▶ [Dataset rows for apps and sites]
——————

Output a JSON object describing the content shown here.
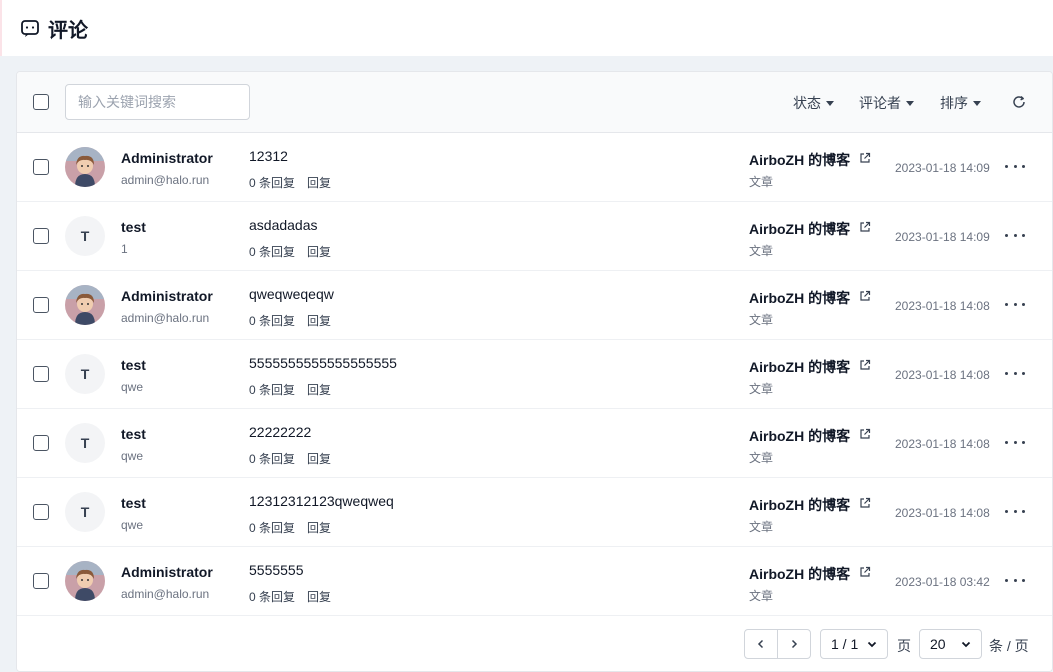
{
  "header": {
    "title": "评论",
    "icon": "comment-icon"
  },
  "toolbar": {
    "search_placeholder": "输入关键词搜索",
    "search_value": "",
    "filters": [
      {
        "label": "状态"
      },
      {
        "label": "评论者"
      },
      {
        "label": "排序"
      }
    ],
    "refresh_icon": "refresh-icon"
  },
  "comments": [
    {
      "avatar_type": "image",
      "avatar_letter": "",
      "author": "Administrator",
      "email": "admin@halo.run",
      "content": "12312",
      "reply_count": "0 条回复",
      "reply_label": "回复",
      "post_title": "AirboZH 的博客",
      "post_type": "文章",
      "time": "2023-01-18 14:09"
    },
    {
      "avatar_type": "letter",
      "avatar_letter": "T",
      "author": "test",
      "email": "1",
      "content": "asdadadas",
      "reply_count": "0 条回复",
      "reply_label": "回复",
      "post_title": "AirboZH 的博客",
      "post_type": "文章",
      "time": "2023-01-18 14:09"
    },
    {
      "avatar_type": "image",
      "avatar_letter": "",
      "author": "Administrator",
      "email": "admin@halo.run",
      "content": "qweqweqeqw",
      "reply_count": "0 条回复",
      "reply_label": "回复",
      "post_title": "AirboZH 的博客",
      "post_type": "文章",
      "time": "2023-01-18 14:08"
    },
    {
      "avatar_type": "letter",
      "avatar_letter": "T",
      "author": "test",
      "email": "qwe",
      "content": "5555555555555555555",
      "reply_count": "0 条回复",
      "reply_label": "回复",
      "post_title": "AirboZH 的博客",
      "post_type": "文章",
      "time": "2023-01-18 14:08"
    },
    {
      "avatar_type": "letter",
      "avatar_letter": "T",
      "author": "test",
      "email": "qwe",
      "content": "22222222",
      "reply_count": "0 条回复",
      "reply_label": "回复",
      "post_title": "AirboZH 的博客",
      "post_type": "文章",
      "time": "2023-01-18 14:08"
    },
    {
      "avatar_type": "letter",
      "avatar_letter": "T",
      "author": "test",
      "email": "qwe",
      "content": "12312312123qweqweq",
      "reply_count": "0 条回复",
      "reply_label": "回复",
      "post_title": "AirboZH 的博客",
      "post_type": "文章",
      "time": "2023-01-18 14:08"
    },
    {
      "avatar_type": "image",
      "avatar_letter": "",
      "author": "Administrator",
      "email": "admin@halo.run",
      "content": "5555555",
      "reply_count": "0 条回复",
      "reply_label": "回复",
      "post_title": "AirboZH 的博客",
      "post_type": "文章",
      "time": "2023-01-18 03:42"
    }
  ],
  "pagination": {
    "page_select": "1 / 1",
    "page_unit": "页",
    "page_size": "20",
    "size_unit": "条 / 页"
  }
}
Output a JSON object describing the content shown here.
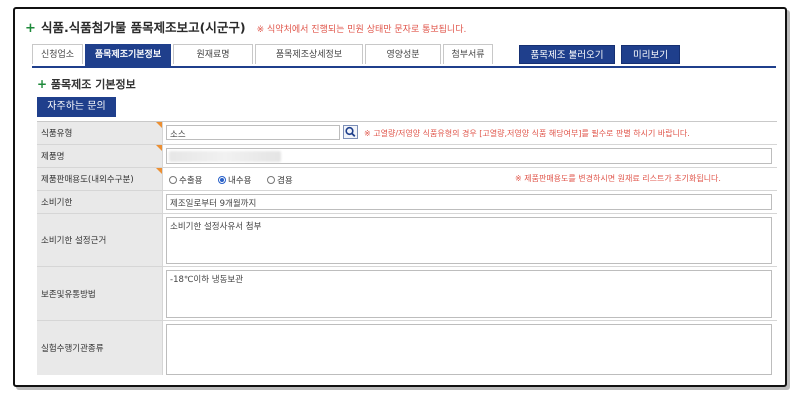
{
  "header": {
    "plus": "+",
    "title": "식품.식품첨가물 품목제조보고(시군구)",
    "notice": "※ 식약처에서 진행되는 민원 상태만 문자로 통보됩니다."
  },
  "tabs": [
    {
      "label": "신청업소",
      "active": false
    },
    {
      "label": "품목제조기본정보",
      "active": true
    },
    {
      "label": "원재료명",
      "active": false
    },
    {
      "label": "품목제조상세정보",
      "active": false
    },
    {
      "label": "영양성분",
      "active": false
    },
    {
      "label": "첨부서류",
      "active": false
    }
  ],
  "buttons": {
    "load": "품목제조 불러오기",
    "preview": "미리보기",
    "faq": "자주하는 문의"
  },
  "section": {
    "plus": "+",
    "title": "품목제조 기본정보"
  },
  "form": {
    "food_type": {
      "label": "식품유형",
      "value": "소스",
      "note": "※ 고열량/저영양 식품유형의 경우 [고열량,저영양 식품 해당여부]를 필수로 판별 하시기 바랍니다."
    },
    "product_name": {
      "label": "제품명",
      "value": ""
    },
    "sales_use": {
      "label": "제품판매용도(내외수구분)",
      "options": [
        "수출용",
        "내수용",
        "겸용"
      ],
      "selected": "내수용",
      "note": "※ 제품판매용도를 변경하시면 원재료 리스트가 초기화됩니다."
    },
    "shelf_life": {
      "label": "소비기한",
      "value": "제조일로부터 9개월까지"
    },
    "shelf_life_basis": {
      "label": "소비기한 설정근거",
      "value": "소비기한 설정사유서 첨부"
    },
    "storage": {
      "label": "보존및유통방법",
      "value": "-18℃이하 냉동보관"
    },
    "test_agency": {
      "label": "실험수행기관종류",
      "value": ""
    }
  }
}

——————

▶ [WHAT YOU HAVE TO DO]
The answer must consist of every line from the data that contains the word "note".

▶ [EXERCISE ANSWER]
      "note": "※ 고열량/저영양 식품유형의 경우 [고열량,저영양 식품 해당여부]를 필수로 판별 하시기 바랍니다."
      "note": "※ 제품판매용도를 변경하시면 원재료 리스트가 초기화됩니다."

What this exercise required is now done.